*EXERCISE DETAILS*
All entries are to be retyped without alteration.

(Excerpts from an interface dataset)

━━━━━━━━━━━━━━━━

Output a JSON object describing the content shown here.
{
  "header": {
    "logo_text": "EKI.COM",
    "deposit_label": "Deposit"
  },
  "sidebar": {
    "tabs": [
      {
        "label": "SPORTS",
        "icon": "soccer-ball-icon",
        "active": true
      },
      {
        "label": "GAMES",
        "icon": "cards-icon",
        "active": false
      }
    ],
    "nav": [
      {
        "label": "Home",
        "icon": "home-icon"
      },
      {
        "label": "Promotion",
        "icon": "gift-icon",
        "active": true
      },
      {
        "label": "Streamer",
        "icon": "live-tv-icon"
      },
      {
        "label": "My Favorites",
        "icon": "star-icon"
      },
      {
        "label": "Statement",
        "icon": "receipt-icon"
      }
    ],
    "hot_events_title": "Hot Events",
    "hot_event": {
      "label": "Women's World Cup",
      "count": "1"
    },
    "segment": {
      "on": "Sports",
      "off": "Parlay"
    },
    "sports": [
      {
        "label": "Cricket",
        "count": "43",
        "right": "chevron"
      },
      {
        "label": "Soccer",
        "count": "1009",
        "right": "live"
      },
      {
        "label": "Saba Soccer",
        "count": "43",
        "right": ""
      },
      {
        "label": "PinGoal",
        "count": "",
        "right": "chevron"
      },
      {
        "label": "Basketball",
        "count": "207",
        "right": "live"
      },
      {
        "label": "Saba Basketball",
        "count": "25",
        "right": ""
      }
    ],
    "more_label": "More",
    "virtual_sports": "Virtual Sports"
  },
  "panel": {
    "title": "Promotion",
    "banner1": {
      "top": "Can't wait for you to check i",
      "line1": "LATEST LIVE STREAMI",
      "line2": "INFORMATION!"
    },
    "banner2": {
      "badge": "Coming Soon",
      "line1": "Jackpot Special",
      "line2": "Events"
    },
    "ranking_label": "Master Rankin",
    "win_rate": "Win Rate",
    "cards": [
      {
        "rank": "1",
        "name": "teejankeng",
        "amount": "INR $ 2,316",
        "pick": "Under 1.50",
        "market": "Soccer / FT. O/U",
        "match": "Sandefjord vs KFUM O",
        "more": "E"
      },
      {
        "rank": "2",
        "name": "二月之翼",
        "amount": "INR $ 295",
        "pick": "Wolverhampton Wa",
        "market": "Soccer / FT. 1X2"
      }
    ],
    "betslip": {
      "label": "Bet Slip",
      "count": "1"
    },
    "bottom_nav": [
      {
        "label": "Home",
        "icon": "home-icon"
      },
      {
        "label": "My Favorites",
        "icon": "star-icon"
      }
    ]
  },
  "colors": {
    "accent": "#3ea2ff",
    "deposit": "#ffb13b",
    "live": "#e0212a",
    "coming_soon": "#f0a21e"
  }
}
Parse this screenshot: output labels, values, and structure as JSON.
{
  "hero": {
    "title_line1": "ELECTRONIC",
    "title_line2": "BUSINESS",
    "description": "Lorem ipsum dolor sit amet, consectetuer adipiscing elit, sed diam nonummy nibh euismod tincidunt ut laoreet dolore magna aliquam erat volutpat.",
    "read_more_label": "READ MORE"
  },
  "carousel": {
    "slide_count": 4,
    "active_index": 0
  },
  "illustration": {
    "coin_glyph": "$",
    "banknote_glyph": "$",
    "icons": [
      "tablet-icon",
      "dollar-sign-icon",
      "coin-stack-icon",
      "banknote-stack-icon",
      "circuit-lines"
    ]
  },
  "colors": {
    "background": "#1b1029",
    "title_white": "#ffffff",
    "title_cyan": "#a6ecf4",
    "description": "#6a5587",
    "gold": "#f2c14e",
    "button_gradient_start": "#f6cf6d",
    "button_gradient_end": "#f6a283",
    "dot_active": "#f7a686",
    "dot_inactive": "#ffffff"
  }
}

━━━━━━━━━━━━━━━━

*SOLUTION TO THIS PROBLEM*
Output a JSON object describing the content shown here.
{
  "header": {
    "logo_text": "EKI.COM",
    "deposit_label": "Deposit"
  },
  "sidebar": {
    "tabs": [
      {
        "label": "SPORTS",
        "icon": "soccer-ball-icon",
        "active": true
      },
      {
        "label": "GAMES",
        "icon": "cards-icon",
        "active": false
      }
    ],
    "nav": [
      {
        "label": "Home",
        "icon": "home-icon"
      },
      {
        "label": "Promotion",
        "icon": "gift-icon",
        "active": true
      },
      {
        "label": "Streamer",
        "icon": "live-tv-icon"
      },
      {
        "label": "My Favorites",
        "icon": "star-icon"
      },
      {
        "label": "Statement",
        "icon": "receipt-icon"
      }
    ],
    "hot_events_title": "Hot Events",
    "hot_event": {
      "label": "Women's World Cup",
      "count": "1"
    },
    "segment": {
      "on": "Sports",
      "off": "Parlay"
    },
    "sports": [
      {
        "label": "Cricket",
        "count": "43",
        "right": "chevron"
      },
      {
        "label": "Soccer",
        "count": "1009",
        "right": "live"
      },
      {
        "label": "Saba Soccer",
        "count": "43",
        "right": ""
      },
      {
        "label": "PinGoal",
        "count": "",
        "right": "chevron"
      },
      {
        "label": "Basketball",
        "count": "207",
        "right": "live"
      },
      {
        "label": "Saba Basketball",
        "count": "25",
        "right": ""
      }
    ],
    "more_label": "More",
    "virtual_sports": "Virtual Sports"
  },
  "panel": {
    "title": "Promotion",
    "banner1": {
      "top": "Can't wait for you to check i",
      "line1": "LATEST LIVE STREAMI",
      "line2": "INFORMATION!"
    },
    "banner2": {
      "badge": "Coming Soon",
      "line1": "Jackpot Special",
      "line2": "Events"
    },
    "ranking_label": "Master Rankin",
    "win_rate": "Win Rate",
    "cards": [
      {
        "rank": "1",
        "name": "teejankeng",
        "amount": "INR $ 2,316",
        "pick": "Under 1.50",
        "market": "Soccer / FT. O/U",
        "match": "Sandefjord vs KFUM O",
        "more": "E"
      },
      {
        "rank": "2",
        "name": "二月之翼",
        "amount": "INR $ 295",
        "pick": "Wolverhampton Wa",
        "market": "Soccer / FT. 1X2"
      }
    ],
    "betslip": {
      "label": "Bet Slip",
      "count": "1"
    },
    "bottom_nav": [
      {
        "label": "Home",
        "icon": "home-icon"
      },
      {
        "label": "My Favorites",
        "icon": "star-icon"
      }
    ]
  },
  "colors": {
    "accent": "#3ea2ff",
    "deposit": "#ffb13b",
    "live": "#e0212a",
    "coming_soon": "#f0a21e"
  }
}
Parse this screenshot: output labels, values, and structure as JSON.
{
  "hero": {
    "title_line1": "ELECTRONIC",
    "title_line2": "BUSINESS",
    "description": "Lorem ipsum dolor sit amet, consectetuer adipiscing elit, sed diam nonummy nibh euismod tincidunt ut laoreet dolore magna aliquam erat volutpat.",
    "read_more_label": "READ MORE"
  },
  "carousel": {
    "slide_count": 4,
    "active_index": 0
  },
  "illustration": {
    "coin_glyph": "$",
    "banknote_glyph": "$",
    "icons": [
      "tablet-icon",
      "dollar-sign-icon",
      "coin-stack-icon",
      "banknote-stack-icon",
      "circuit-lines"
    ]
  },
  "colors": {
    "background": "#1b1029",
    "title_white": "#ffffff",
    "title_cyan": "#a6ecf4",
    "description": "#6a5587",
    "gold": "#f2c14e",
    "button_gradient_start": "#f6cf6d",
    "button_gradient_end": "#f6a283",
    "dot_active": "#f7a686",
    "dot_inactive": "#ffffff"
  }
}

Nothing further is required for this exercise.